The perpetual personal surveillance that Twitter builds in doesn’t help, as a person can find your tweet about them even if you didn’t @ them. Twitter is all credentialed gossip, but none of the gossip can stay gossip, and the credentials can quickly become an albatross.

Seems Legit.
Seems Legit.

Twitter seems built primarily for praise, forwarding, or snark. Academic publication, as Fitzpatrick frequently points out, is built for analogous, but strategically different aims (11). Rarely is our praise unqualified (see: all of our blog posts on every author), but academic forwarding, (genteel) snark, and idea development are key–which is precisely why the current academic publication system hardly works better for these purposes than Twitter. Joe can’t tweet that the big name panel was tedious in the same way he can’t really publish a book out of Duke University Press about how tedious the panel was entitled [Big Name Panelist] is Silly. The peers are watching, and the credentials are at stake. An uncareful move might make Joe’s economy of reputation go the way of the Russian actual economy–and thus, academic speech has developed both an “ethical obligation to listen” (43), a means of gatekeeping (Peer Reviewed Publications), and a discourse based more on precision and diplomacy than concision (which is wonderful, but also not suited to microblogging). (For more thoughts on publishing, see Katie’s x5 post and all the comments on it regarding a new system of credentialing, funding, and publication not wholly unlike some of Fitzpatrick’s suggestions).

Fitzpatrick points out that this existing system of credentializing is necessary but restrictive–for instance, the abuse of institutional sponsorship to propagate outdated ideologies is protected by this system–and a more Twitterian, algorithmically-based system is similarly restrictive “bean counting” (47) reminiscent of the disastrous evaluation policies of No Child Left Behind (collective shudder). The disqualification of these open systems wholesale–emblematic in the early-2000s institutional dismissal of Wikipedia even as that publication does not employ this system–is not unlike the myth of Read Only culture I mentioned last week: it is, as Fitzpatrick put it, an artifact of an obsolescence-phobic “political project aimed at intervening in contemporary public life, perhaps with the intent of shoring up a waning cultural hierarchy” (2).

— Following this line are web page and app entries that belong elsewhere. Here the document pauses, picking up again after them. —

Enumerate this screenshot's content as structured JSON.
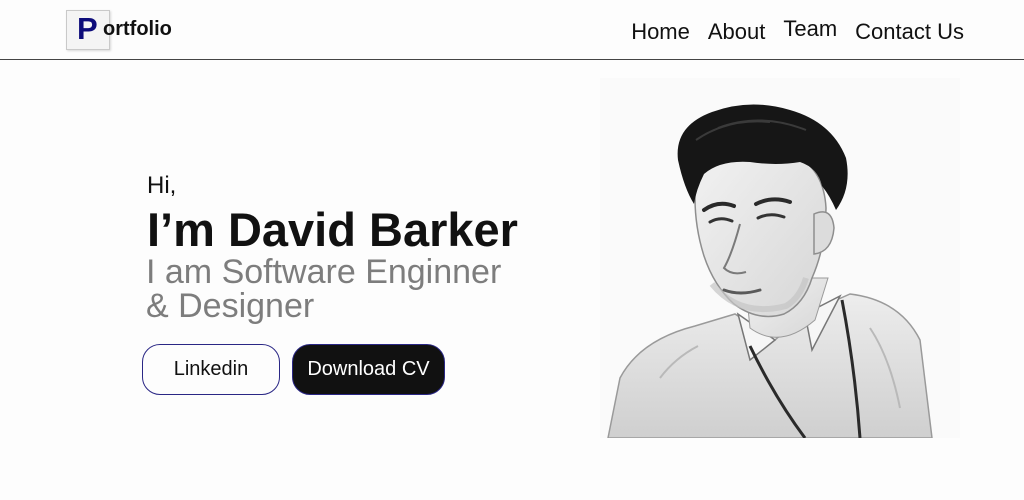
{
  "header": {
    "logo_letter": "P",
    "logo_text": "ortfolio",
    "nav": [
      "Home",
      "About",
      "Team",
      "Contact Us"
    ]
  },
  "hero": {
    "greeting": "Hi,",
    "name": "I’m David Barker",
    "role_line1": "I am Software Enginner",
    "role_line2": "& Designer",
    "buttons": {
      "linkedin": "Linkedin",
      "download_cv": "Download CV"
    }
  },
  "colors": {
    "logo_blue": "#0d0c7a",
    "button_border": "#2a2785",
    "role_gray": "#7d7d7d"
  }
}
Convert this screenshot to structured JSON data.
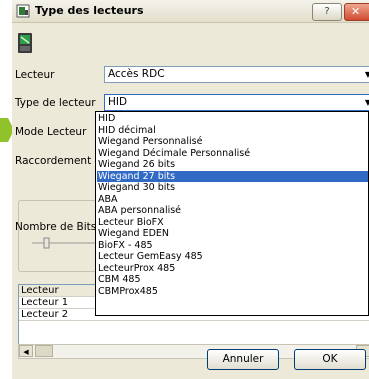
{
  "window": {
    "title": "Type des lecteurs",
    "help_label": "?",
    "close_label": "✕",
    "title_icon": "reader-icon",
    "large_icon": "reader-device-icon"
  },
  "colors": {
    "selection": "#316ac5",
    "dialog_bg": "#ece9d8",
    "accent_arrow": "#8fc22b"
  },
  "form": {
    "lecteur_label": "Lecteur",
    "lecteur_value": "Accès RDC",
    "type_label": "Type de lecteur",
    "type_value": "HID",
    "mode_label": "Mode Lecteur",
    "raccordement_label": "Raccordement",
    "bits_label": "Nombre de Bits (16"
  },
  "dropdown": {
    "selected_index": 5,
    "options": [
      "HID",
      "HID décimal",
      "Wiegand Personnalisé",
      "Wiegand Décimale Personnalisé",
      "Wiegand 26 bits",
      "Wiegand 27 bits",
      "Wiegand 30 bits",
      "ABA",
      "ABA personnalisé",
      "Lecteur BioFX",
      "Wiegand EDEN",
      "BioFX - 485",
      "Lecteur GemEasy 485",
      "LecteurProx 485",
      "CBM 485",
      "CBMProx485"
    ]
  },
  "grid": {
    "header": "Lecteur",
    "rows": [
      "Lecteur 1",
      "Lecteur 2"
    ]
  },
  "buttons": {
    "cancel": "Annuler",
    "ok": "OK"
  }
}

That’s why I’m glad Fitzpatrick gestured towards hybrid systems–while I still plan on writing monographs, it’s nice to think someday I might be able to write an article and put it out on the web for academics to read (since my field has no 100% applicable journal) and still have that publication “count.” Unlike Twitter, the web generally is not structured as to preclude academic forms of writing, and the fact that we tend to ignore that potential institutionally is disappointing. If the academic publication industry is a “zombie” system, shuffling along in an unsustainable fashion, academic writing in *form* and *aim* is less a zombie than (oh boy here we go) a cyborg–something not necessarily integrated with current technology that might be enhanced or reformulated to include it without particular difficulty.

Like the technophobic antagonists in every “Good Cyborg” story ever, though, we have to get over our institutional fear of this technology if we want it to work.

Official Tiny Leaves
Credentials: I Got ‘Em

My point, oddly, is this: the fact that Dr. Harris has no way to properly critique a panel for being tedious or nonproductive is already indicative of the serious problems facing not only academic discourse and publication, but the system of institutional influence and credentials that might allow the abuse of power by those who benefit from being able to be boring on big-name panels.

Case and point: last year I attended a conference on a prevailing issue in academia, and a very powerful, established academic (and Federal Funding magnet) gave a keynote speech on the issue. The speech was a tedious patchwork of outmoded ideology, institutional policy nonsense, statistics from the 1990s, and clearly-appropriated ideas on a series of projected slides. At the end, a room full of normally semi-revolutionary academic activists clapped.

Nobody said or tweeted a word.

Sentence Forming Nathan Fillion